Cancer Screening Results That Make Smokers Quit

by Himabindu Venkatakrishnan on  May 29, 2014 at 2:57 PM Lifestyle News
RSS Email Print This Page Comment bookmark
Font : A-A+

Early detection and treatment is possible with screening for lung cancer, but the results can be effectively used to scare off the smokers and make them quit before they get cancer, reveals a study published May 28 in the JNCI: Journal of the National Cancer Institute.
 Cancer Screening Results That Make Smokers Quit
Cancer Screening Results That Make Smokers Quit

To determine if there is an association between type of screening result and smoking cessation, Martin C. Tammemagi of the Department of Health Sciences, Brock University in St. Catharines, Ontario, Canada, and colleagues used data from the Lung Screening Study component of the US National Lung Screening Trial on 14,621 current smokers, 55-70 years old, with a 30 or more pack-year smoking history and who had smoked during the last 15 years. The researchers excluded participants who developed lung cancer in follow-up.

For smoking information, the authors used the results of annual study updates starting at one, two, and up to 7 years later. Results for baseline, year one and year two screenings were classified in five levels, ranging from "normal, no abnormalities" to "positive (suspicious) for lung cancer." In analyses adjusted for sociodemographic factors including age, race, marital status and education, and for exposures such as cigarette smoking intensity and duration, past or current pipe or cigar smoking, and exposure to secondhand smoke at home, Tammemagi et al. found that the more serious the screening result the greater the likelihood of stopping smoking. In addition, the effect appeared to be durable, lasting 5 years after the last screening.

The researchers point out that "...abnormal screening results may present a 'teachable moment'," and suggest that "Future lung cancer screening programs should take advantage of this opportunity to apply effective smoking cessation programs."

In an accompanying editorial, Stephen A. Deppen and colleagues of the Department of Thoracic Surgery, Division of Epidemiology and Division of Medicine, Allergy, Pulmonary and Critical Care Medicine, Vanderbilt University Medical Center, praise the rigor of Dr. Tammemagi's study but write that more information is needed on whether those with negative scans stop smoking as well. They also write that screening programs offer the opportunity to conduct research on "...the prevalence of the health-certificate effect and the intervention intensity required to achieve the maximum smoking cessation."

Source: Eurekalert

Post a Comment

Comments should be on the topic and should not be abusive.
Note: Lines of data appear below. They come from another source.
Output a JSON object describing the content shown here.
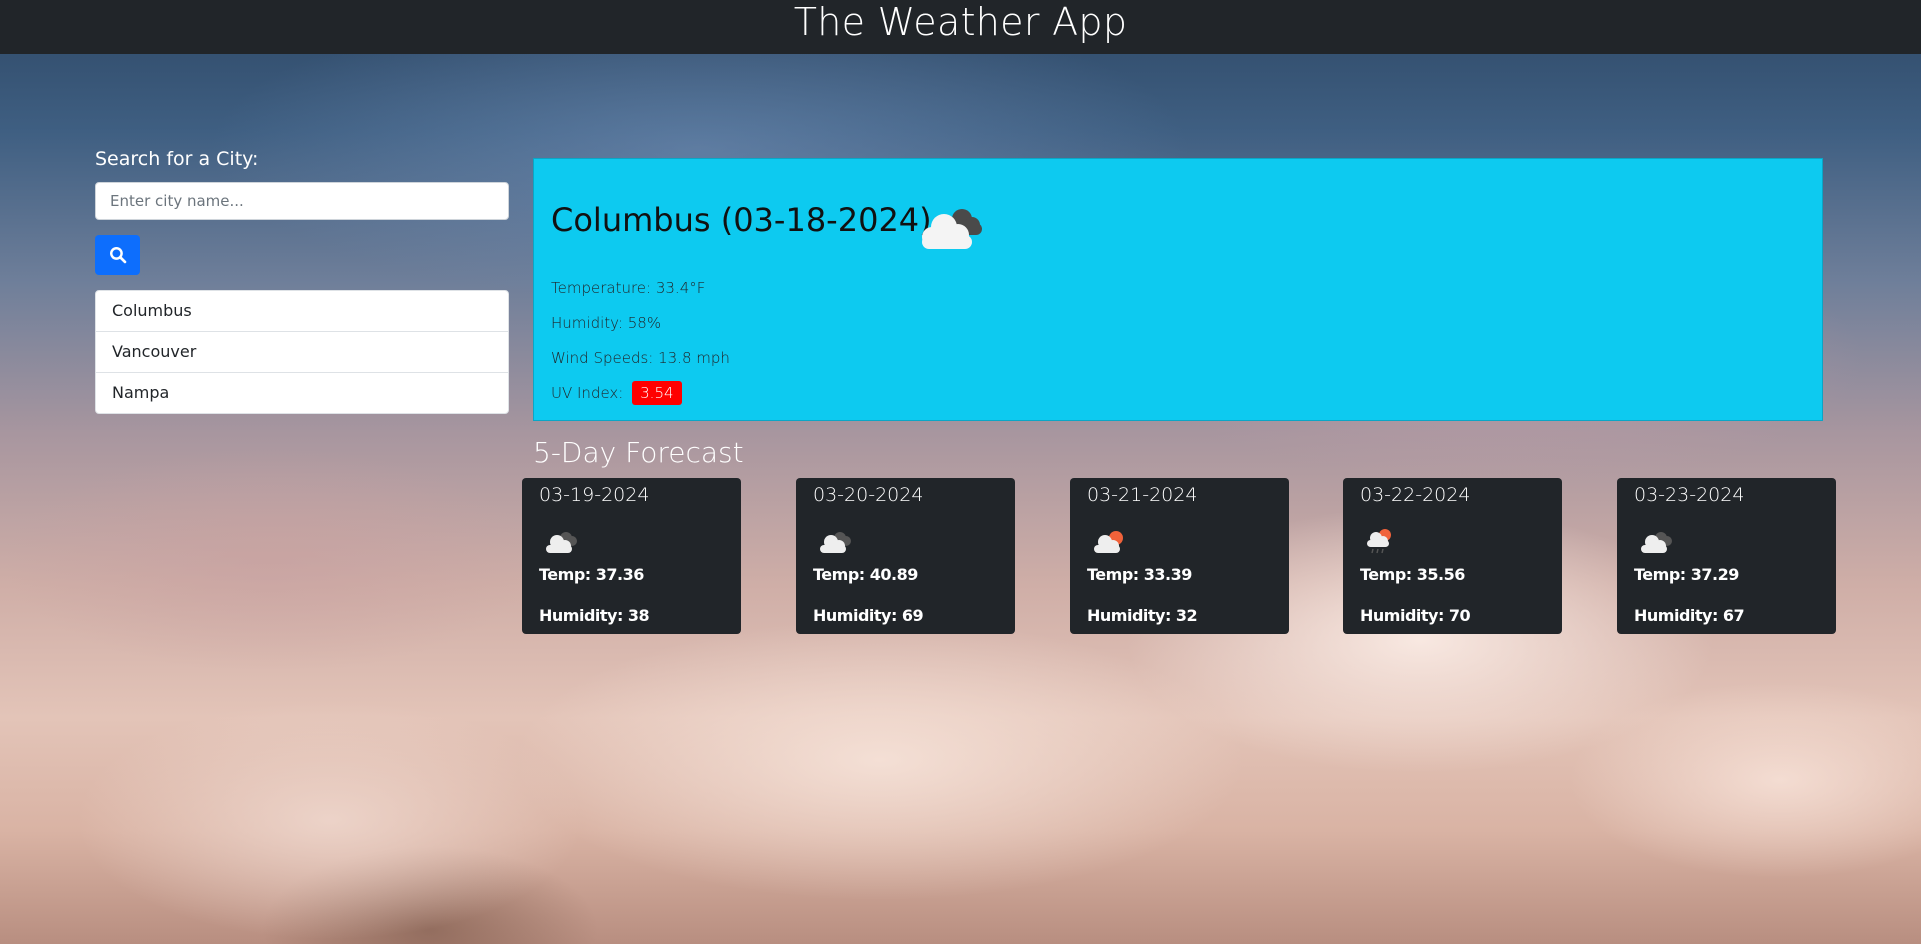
{
  "header": {
    "title": "The Weather App"
  },
  "search": {
    "label": "Search for a City:",
    "placeholder": "Enter city name...",
    "value": "",
    "button_icon": "search-icon"
  },
  "history": [
    "Columbus",
    "Vancouver",
    "Nampa"
  ],
  "current": {
    "title": "Columbus (03-18-2024)",
    "icon": "broken-clouds-icon",
    "temperature": "Temperature: 33.4°F",
    "humidity": "Humidity: 58%",
    "wind": "Wind Speeds: 13.8 mph",
    "uv_label": "UV Index:",
    "uv_value": "3.54",
    "uv_color": "#ff0000"
  },
  "forecast": {
    "title": "5-Day Forecast",
    "days": [
      {
        "date": "03-19-2024",
        "icon": "broken-clouds-icon",
        "temp": "Temp: 37.36",
        "humidity": "Humidity: 38"
      },
      {
        "date": "03-20-2024",
        "icon": "broken-clouds-icon",
        "temp": "Temp: 40.89",
        "humidity": "Humidity: 69"
      },
      {
        "date": "03-21-2024",
        "icon": "few-clouds-day-icon",
        "temp": "Temp: 33.39",
        "humidity": "Humidity: 32"
      },
      {
        "date": "03-22-2024",
        "icon": "rain-day-icon",
        "temp": "Temp: 35.56",
        "humidity": "Humidity: 70"
      },
      {
        "date": "03-23-2024",
        "icon": "broken-clouds-icon",
        "temp": "Temp: 37.29",
        "humidity": "Humidity: 67"
      }
    ]
  },
  "colors": {
    "header_bg": "#212529",
    "current_bg": "#0dcaf0",
    "card_bg": "#212529",
    "search_button": "#0d6efd"
  }
}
The editorial team reserves the right to review and moderate the comments posted on the site.
Notify me when reply is posted
I agree to the terms and conditions

Related Links

More News on:

Cancer and Homeopathy Diet Lifestyle and Heart Disease Cancer Facts Cancer Tattoos A Body Art Importance of Health Screening Tests Antioxidants to Help You When You Quit Smoking Common Lifestyle Habits that Cause Diseases Health Benefits of Dandelion Plant Five Alarming Cancer Symptoms Men Shouldn´t Ignore 

News A - Z


News Search

Medindia Newsletters

Subscribe to our Free Newsletters!

Terms & Conditions and Privacy Policy.

Find a Doctor

Stay Connected

  • Available on the Android Market
  • Available on the App Store

News Category

News Archive